7) Limelight: From the director of the drug documentary Cocaine Cowboys comes this look at the towering New York club scene of the 1980s and ’90s focuses on charming, but dangerous, eyepatch-wearing Canadian club owner Peter Gatien who, after decades as an untouchable and wealthy king of the nightlife, was finally dethroned and deported to Canada by rising New York mayor Rudy Giuliani. Brimming over with enough tales of drug debauchery and runaway hedonism to fill 20 films.
8) The Interruptors: Inside the Interrupters Movement in Chicago, where former gang members and criminals now take to the street to deter the next generation of their own neighborhoods from following in their footsteps. Powerful, heartbreaking stuff.
9) Buck: A look into the life of of “horse whisperer” Buck Brannaman who, after surviving years of childhood abuse, became a well-known expert in the field of raising and controlling horses. Tender and beautiful.
10) Being Elmo: The sweet and inspiring story of puppeteer Kevin Clash, who created one of the last great additions to the Muppet family, who subsequently became one of most beloved and recognizable puppets of all time: the softspoken, gentle Elmo.
11) Pina: From legendary director Wim Wenders (Wings of Desire, Faraway So Close) comes an analysis of the work of German progressive dancer Pina Bausch. Originally shot in 3-D, to accentuate the elaborate, complicated nature of her routines.
12) Resurrect Dead: A confounding look at the absolutely bizarre, seemingly conspiratorial, and endlessing chilling “Toynbee Tiles” — strange, crudely-lettered tiles stuck with tar to sidewalks and pavements in cities all along the Eastern seaboard, out West and as far south as, well, Brazil — that started appearing anonymously more than three decades ago. The tiles, which always have the phrase “In movie 2001, Resurrect Dead on Planet Jupiter” (presumably a reference to Stanley Kubrick’s landmark sci-fi film), have never been identified, explained, or even adequately researched — until now. Follow the meager clues with three filmmakers as they try to solve an insanely unexplainable puzzle wrapped in a practical joke — that might be a warning.
13) The Last Mountain: A study into the brute force of runaway capitalism on the environment, this documents the final fight over Coal River Mountain in West Virginia, the site of the last stand between uber-rich mining company Massey Energy and the enraged locals and protestors hellbent on stopping this last moment of environmental meltdown, as the company prepares to strip it down.
14) Prohibition: From highly acclaimed documentary maker Ken Burns (The Civil War, Jazz, Baseball) comes this examination into the idealistic rise, shaky inforcement, and inevitable doom of the anti-alcohol prohibition of the 1920s.

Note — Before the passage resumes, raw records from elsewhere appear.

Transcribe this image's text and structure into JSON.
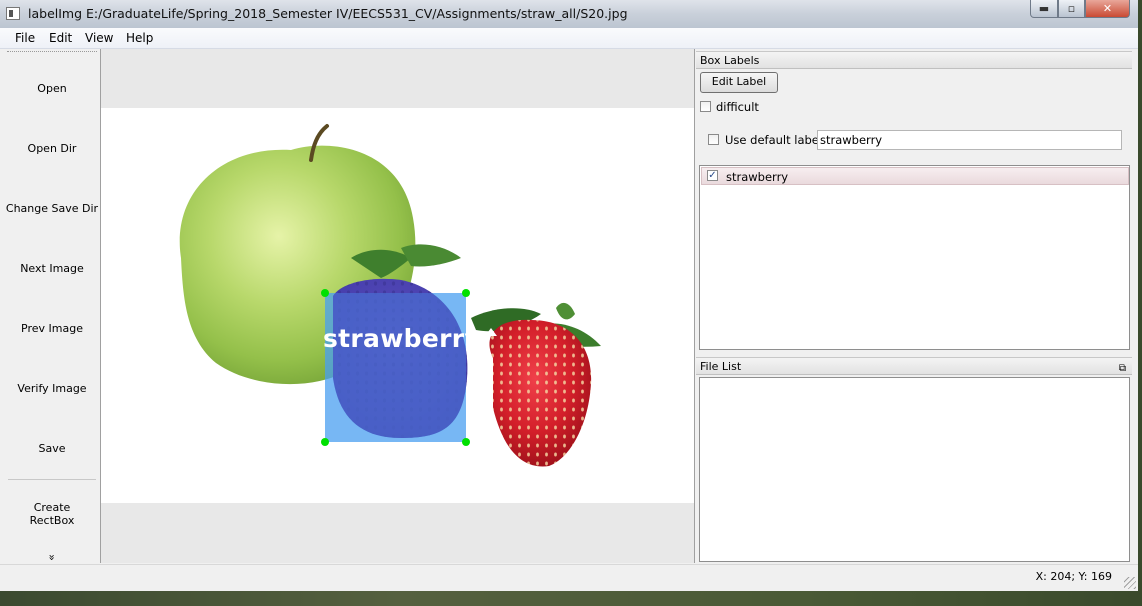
{
  "window": {
    "title": "labelImg E:/GraduateLife/Spring_2018_Semester IV/EECS531_CV/Assignments/straw_all/S20.jpg",
    "minimize_glyph": "▬",
    "maximize_glyph": "▫",
    "close_glyph": "✕"
  },
  "menu": [
    "File",
    "Edit",
    "View",
    "Help"
  ],
  "toolbar": {
    "buttons": [
      "Open",
      "Open Dir",
      "Change Save Dir",
      "Next Image",
      "Prev Image",
      "Verify Image",
      "Save"
    ],
    "create_label_line1": "Create",
    "create_label_line2": "RectBox",
    "expand_glyph": "»"
  },
  "canvas": {
    "box_label": "strawberry",
    "box_fill_color": "#4a9ff0",
    "handle_color": "#00e000"
  },
  "box_labels_panel": {
    "title": "Box Labels",
    "edit_label_button": "Edit Label",
    "difficult_label": "difficult",
    "use_default_label": "Use default label",
    "default_label_value": "strawberry",
    "labels": [
      {
        "text": "strawberry",
        "checked": true
      }
    ]
  },
  "file_list_panel": {
    "title": "File List",
    "float_icon": "float-icon",
    "float_glyph": "⧉"
  },
  "status": {
    "coords": "X: 204; Y: 169"
  }
}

15) Louder Than a Bomb: a compelling overview of the “poetry slam” movement that began in Chicago in 1984 and has become an international phenomenon, turning poetry readings into aggressive, connective tirades with their own audience and turning small venues, college campuses and coffee houses into verbal battlefields.
Now, drink deep this reality cinema all year long. And when you’re done with all those, go back and watch the great documentaries from last year that you didn’t get to see yet (like Man On Wire). Hey, no one said being a responsible movie addict would be easy — but I believe in you.